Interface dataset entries
◆ ◆ ◆

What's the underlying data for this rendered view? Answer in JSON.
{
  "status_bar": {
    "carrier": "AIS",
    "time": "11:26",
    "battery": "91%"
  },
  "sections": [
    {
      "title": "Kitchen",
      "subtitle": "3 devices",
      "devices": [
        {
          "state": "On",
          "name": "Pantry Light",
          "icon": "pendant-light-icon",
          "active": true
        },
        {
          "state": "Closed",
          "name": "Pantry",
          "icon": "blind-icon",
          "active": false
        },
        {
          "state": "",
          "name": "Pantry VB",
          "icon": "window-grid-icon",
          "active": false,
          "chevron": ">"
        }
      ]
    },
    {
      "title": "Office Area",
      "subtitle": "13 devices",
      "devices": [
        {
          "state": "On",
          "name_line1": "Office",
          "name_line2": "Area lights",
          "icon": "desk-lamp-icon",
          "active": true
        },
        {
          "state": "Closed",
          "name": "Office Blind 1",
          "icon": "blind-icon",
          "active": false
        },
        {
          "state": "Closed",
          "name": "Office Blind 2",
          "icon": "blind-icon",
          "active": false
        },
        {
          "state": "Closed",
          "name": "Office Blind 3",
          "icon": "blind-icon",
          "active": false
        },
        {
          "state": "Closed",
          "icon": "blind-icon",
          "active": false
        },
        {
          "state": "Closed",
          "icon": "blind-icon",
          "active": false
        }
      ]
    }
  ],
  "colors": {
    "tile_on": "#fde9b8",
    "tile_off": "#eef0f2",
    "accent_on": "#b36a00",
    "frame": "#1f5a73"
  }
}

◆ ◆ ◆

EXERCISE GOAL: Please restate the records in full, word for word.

RESULT OF THIS EXERCISE:
What's the underlying data for this rendered view? Answer in JSON.
{
  "status_bar": {
    "carrier": "AIS",
    "time": "11:26",
    "battery": "91%"
  },
  "sections": [
    {
      "title": "Kitchen",
      "subtitle": "3 devices",
      "devices": [
        {
          "state": "On",
          "name": "Pantry Light",
          "icon": "pendant-light-icon",
          "active": true
        },
        {
          "state": "Closed",
          "name": "Pantry",
          "icon": "blind-icon",
          "active": false
        },
        {
          "state": "",
          "name": "Pantry VB",
          "icon": "window-grid-icon",
          "active": false,
          "chevron": ">"
        }
      ]
    },
    {
      "title": "Office Area",
      "subtitle": "13 devices",
      "devices": [
        {
          "state": "On",
          "name_line1": "Office",
          "name_line2": "Area lights",
          "icon": "desk-lamp-icon",
          "active": true
        },
        {
          "state": "Closed",
          "name": "Office Blind 1",
          "icon": "blind-icon",
          "active": false
        },
        {
          "state": "Closed",
          "name": "Office Blind 2",
          "icon": "blind-icon",
          "active": false
        },
        {
          "state": "Closed",
          "name": "Office Blind 3",
          "icon": "blind-icon",
          "active": false
        },
        {
          "state": "Closed",
          "icon": "blind-icon",
          "active": false
        },
        {
          "state": "Closed",
          "icon": "blind-icon",
          "active": false
        }
      ]
    }
  ],
  "colors": {
    "tile_on": "#fde9b8",
    "tile_off": "#eef0f2",
    "accent_on": "#b36a00",
    "frame": "#1f5a73"
  }
}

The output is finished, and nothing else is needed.